• Supplied records
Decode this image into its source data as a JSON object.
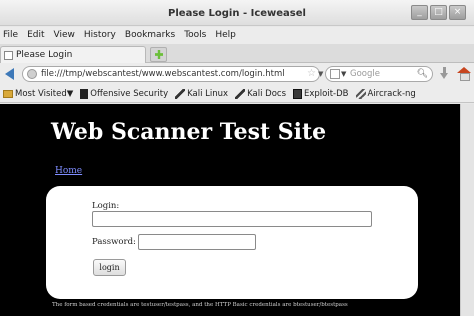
{
  "window": {
    "title": "Please Login - Iceweasel",
    "minimize": "_",
    "maximize": "□",
    "close": "×"
  },
  "menu": [
    "File",
    "Edit",
    "View",
    "History",
    "Bookmarks",
    "Tools",
    "Help"
  ],
  "tabs": [
    {
      "label": "Please Login"
    }
  ],
  "nav": {
    "url": "file:///tmp/webscantest/www.webscantest.com/login.html",
    "search_placeholder": "Google",
    "search_icon": "magnifier-icon",
    "reload_icon": "reload-icon"
  },
  "bookmarks": [
    {
      "label": "Most Visited",
      "icon": "folder-icon"
    },
    {
      "label": "Offensive Security",
      "icon": "offsec-icon"
    },
    {
      "label": "Kali Linux",
      "icon": "kali-dragon-icon"
    },
    {
      "label": "Kali Docs",
      "icon": "kali-dragon-icon"
    },
    {
      "label": "Exploit-DB",
      "icon": "exploit-db-icon"
    },
    {
      "label": "Aircrack-ng",
      "icon": "aircrack-icon"
    }
  ],
  "page": {
    "site_title": "Web Scanner Test Site",
    "home_link": "Home",
    "login_label": "Login:",
    "login_value": "",
    "password_label": "Password:",
    "password_value": "",
    "login_button": "login",
    "footnote": "The form based credentials are testuser/testpass, and the HTTP Basic credentials are btestuser/btestpass"
  },
  "colors": {
    "page_bg": "#000000",
    "form_bg": "#ffffff",
    "link": "#7f8dff"
  }
}
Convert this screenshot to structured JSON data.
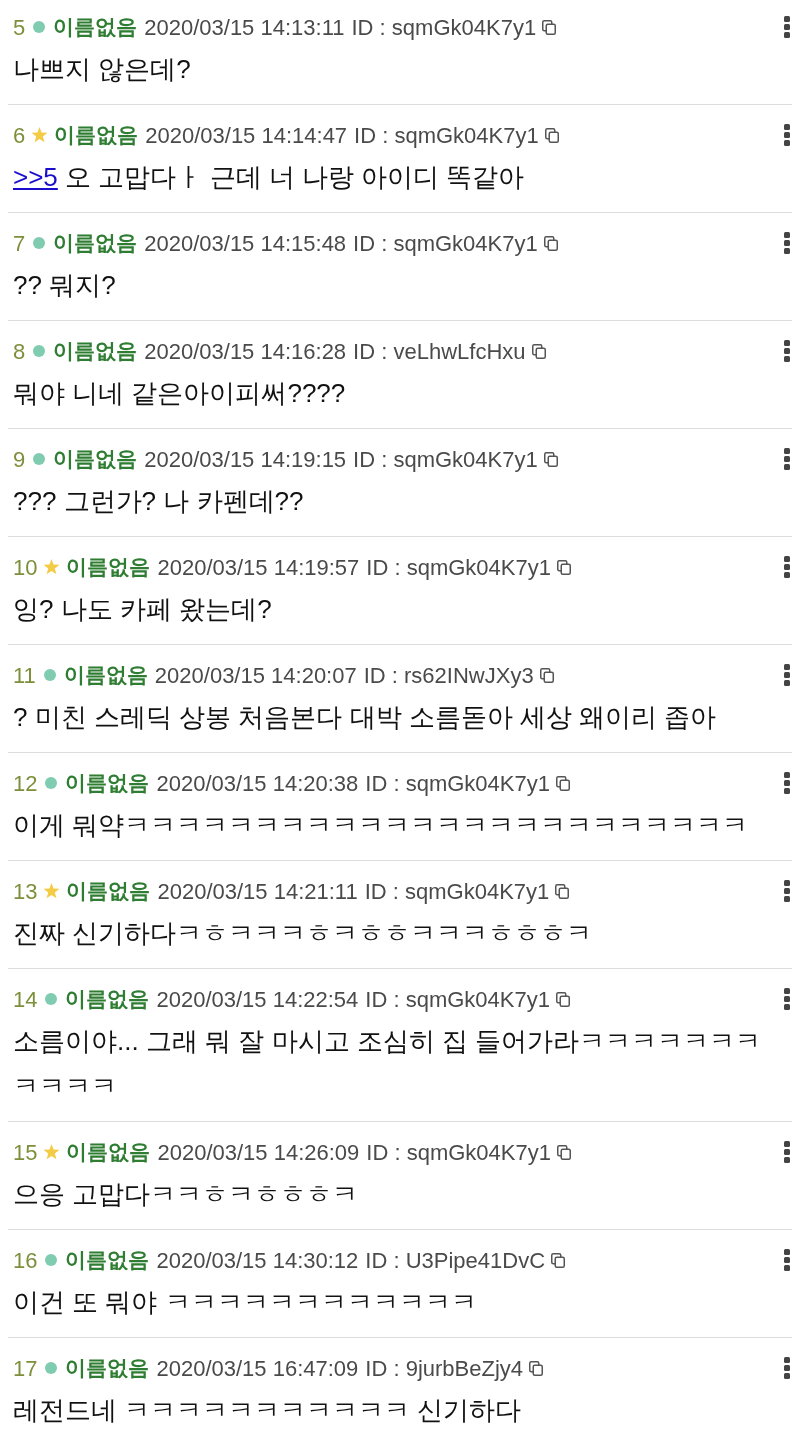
{
  "posts": [
    {
      "number": "5",
      "starred": false,
      "name": "이름없음",
      "datetime": "2020/03/15 14:13:11",
      "id_text": "ID : sqmGk04K7y1",
      "body": "나쁘지 않은데?"
    },
    {
      "number": "6",
      "starred": true,
      "name": "이름없음",
      "datetime": "2020/03/15 14:14:47",
      "id_text": "ID : sqmGk04K7y1",
      "reply_link": ">>5",
      "body": "오 고맙다ㅏ 근데 너 나랑 아이디 똑같아"
    },
    {
      "number": "7",
      "starred": false,
      "name": "이름없음",
      "datetime": "2020/03/15 14:15:48",
      "id_text": "ID : sqmGk04K7y1",
      "body": "?? 뭐지?"
    },
    {
      "number": "8",
      "starred": false,
      "name": "이름없음",
      "datetime": "2020/03/15 14:16:28",
      "id_text": "ID : veLhwLfcHxu",
      "body": "뭐야 니네 같은아이피써????"
    },
    {
      "number": "9",
      "starred": false,
      "name": "이름없음",
      "datetime": "2020/03/15 14:19:15",
      "id_text": "ID : sqmGk04K7y1",
      "body": "??? 그런가? 나 카펜데??"
    },
    {
      "number": "10",
      "starred": true,
      "name": "이름없음",
      "datetime": "2020/03/15 14:19:57",
      "id_text": "ID : sqmGk04K7y1",
      "body": "잉? 나도 카페 왔는데?"
    },
    {
      "number": "11",
      "starred": false,
      "name": "이름없음",
      "datetime": "2020/03/15 14:20:07",
      "id_text": "ID : rs62INwJXy3",
      "body": "? 미친 스레딕 상봉 처음본다 대박 소름돋아 세상 왜이리 좁아"
    },
    {
      "number": "12",
      "starred": false,
      "name": "이름없음",
      "datetime": "2020/03/15 14:20:38",
      "id_text": "ID : sqmGk04K7y1",
      "body": "이게 뭐약ㅋㅋㅋㅋㅋㅋㅋㅋㅋㅋㅋㅋㅋㅋㅋㅋㅋㅋㅋㅋㅋㅋㅋㅋ"
    },
    {
      "number": "13",
      "starred": true,
      "name": "이름없음",
      "datetime": "2020/03/15 14:21:11",
      "id_text": "ID : sqmGk04K7y1",
      "body": "진짜 신기하다ㅋㅎㅋㅋㅋㅎㅋㅎㅎㅋㅋㅋㅎㅎㅎㅋ"
    },
    {
      "number": "14",
      "starred": false,
      "name": "이름없음",
      "datetime": "2020/03/15 14:22:54",
      "id_text": "ID : sqmGk04K7y1",
      "body": "소름이야... 그래 뭐 잘 마시고 조심히 집 들어가라ㅋㅋㅋㅋㅋㅋㅋㅋㅋㅋㅋ"
    },
    {
      "number": "15",
      "starred": true,
      "name": "이름없음",
      "datetime": "2020/03/15 14:26:09",
      "id_text": "ID : sqmGk04K7y1",
      "body": "으응 고맙다ㅋㅋㅎㅋㅎㅎㅎㅋ"
    },
    {
      "number": "16",
      "starred": false,
      "name": "이름없음",
      "datetime": "2020/03/15 14:30:12",
      "id_text": "ID : U3Pipe41DvC",
      "body": "이건 또 뭐야 ㅋㅋㅋㅋㅋㅋㅋㅋㅋㅋㅋㅋ"
    },
    {
      "number": "17",
      "starred": false,
      "name": "이름없음",
      "datetime": "2020/03/15 16:47:09",
      "id_text": "ID : 9jurbBeZjy4",
      "body": "레전드네 ㅋㅋㅋㅋㅋㅋㅋㅋㅋㅋㅋ 신기하다"
    }
  ]
}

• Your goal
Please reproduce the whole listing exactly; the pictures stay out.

• Solution to the problem
Decode this image into its source data as a JSON object.
{
  "window": {
    "title": "Please Login - Iceweasel",
    "minimize": "_",
    "maximize": "□",
    "close": "×"
  },
  "menu": [
    "File",
    "Edit",
    "View",
    "History",
    "Bookmarks",
    "Tools",
    "Help"
  ],
  "tabs": [
    {
      "label": "Please Login"
    }
  ],
  "nav": {
    "url": "file:///tmp/webscantest/www.webscantest.com/login.html",
    "search_placeholder": "Google",
    "search_icon": "magnifier-icon",
    "reload_icon": "reload-icon"
  },
  "bookmarks": [
    {
      "label": "Most Visited",
      "icon": "folder-icon"
    },
    {
      "label": "Offensive Security",
      "icon": "offsec-icon"
    },
    {
      "label": "Kali Linux",
      "icon": "kali-dragon-icon"
    },
    {
      "label": "Kali Docs",
      "icon": "kali-dragon-icon"
    },
    {
      "label": "Exploit-DB",
      "icon": "exploit-db-icon"
    },
    {
      "label": "Aircrack-ng",
      "icon": "aircrack-icon"
    }
  ],
  "page": {
    "site_title": "Web Scanner Test Site",
    "home_link": "Home",
    "login_label": "Login:",
    "login_value": "",
    "password_label": "Password:",
    "password_value": "",
    "login_button": "login",
    "footnote": "The form based credentials are testuser/testpass, and the HTTP Basic credentials are btestuser/btestpass"
  },
  "colors": {
    "page_bg": "#000000",
    "form_bg": "#ffffff",
    "link": "#7f8dff"
  }
}
Convert this screenshot to structured JSON data.
{
  "posts": [
    {
      "number": "5",
      "starred": false,
      "name": "이름없음",
      "datetime": "2020/03/15 14:13:11",
      "id_text": "ID : sqmGk04K7y1",
      "body": "나쁘지 않은데?"
    },
    {
      "number": "6",
      "starred": true,
      "name": "이름없음",
      "datetime": "2020/03/15 14:14:47",
      "id_text": "ID : sqmGk04K7y1",
      "reply_link": ">>5",
      "body": "오 고맙다ㅏ 근데 너 나랑 아이디 똑같아"
    },
    {
      "number": "7",
      "starred": false,
      "name": "이름없음",
      "datetime": "2020/03/15 14:15:48",
      "id_text": "ID : sqmGk04K7y1",
      "body": "?? 뭐지?"
    },
    {
      "number": "8",
      "starred": false,
      "name": "이름없음",
      "datetime": "2020/03/15 14:16:28",
      "id_text": "ID : veLhwLfcHxu",
      "body": "뭐야 니네 같은아이피써????"
    },
    {
      "number": "9",
      "starred": false,
      "name": "이름없음",
      "datetime": "2020/03/15 14:19:15",
      "id_text": "ID : sqmGk04K7y1",
      "body": "??? 그런가? 나 카펜데??"
    },
    {
      "number": "10",
      "starred": true,
      "name": "이름없음",
      "datetime": "2020/03/15 14:19:57",
      "id_text": "ID : sqmGk04K7y1",
      "body": "잉? 나도 카페 왔는데?"
    },
    {
      "number": "11",
      "starred": false,
      "name": "이름없음",
      "datetime": "2020/03/15 14:20:07",
      "id_text": "ID : rs62INwJXy3",
      "body": "? 미친 스레딕 상봉 처음본다 대박 소름돋아 세상 왜이리 좁아"
    },
    {
      "number": "12",
      "starred": false,
      "name": "이름없음",
      "datetime": "2020/03/15 14:20:38",
      "id_text": "ID : sqmGk04K7y1",
      "body": "이게 뭐약ㅋㅋㅋㅋㅋㅋㅋㅋㅋㅋㅋㅋㅋㅋㅋㅋㅋㅋㅋㅋㅋㅋㅋㅋ"
    },
    {
      "number": "13",
      "starred": true,
      "name": "이름없음",
      "datetime": "2020/03/15 14:21:11",
      "id_text": "ID : sqmGk04K7y1",
      "body": "진짜 신기하다ㅋㅎㅋㅋㅋㅎㅋㅎㅎㅋㅋㅋㅎㅎㅎㅋ"
    },
    {
      "number": "14",
      "starred": false,
      "name": "이름없음",
      "datetime": "2020/03/15 14:22:54",
      "id_text": "ID : sqmGk04K7y1",
      "body": "소름이야... 그래 뭐 잘 마시고 조심히 집 들어가라ㅋㅋㅋㅋㅋㅋㅋㅋㅋㅋㅋ"
    },
    {
      "number": "15",
      "starred": true,
      "name": "이름없음",
      "datetime": "2020/03/15 14:26:09",
      "id_text": "ID : sqmGk04K7y1",
      "body": "으응 고맙다ㅋㅋㅎㅋㅎㅎㅎㅋ"
    },
    {
      "number": "16",
      "starred": false,
      "name": "이름없음",
      "datetime": "2020/03/15 14:30:12",
      "id_text": "ID : U3Pipe41DvC",
      "body": "이건 또 뭐야 ㅋㅋㅋㅋㅋㅋㅋㅋㅋㅋㅋㅋ"
    },
    {
      "number": "17",
      "starred": false,
      "name": "이름없음",
      "datetime": "2020/03/15 16:47:09",
      "id_text": "ID : 9jurbBeZjy4",
      "body": "레전드네 ㅋㅋㅋㅋㅋㅋㅋㅋㅋㅋㅋ 신기하다"
    }
  ]
}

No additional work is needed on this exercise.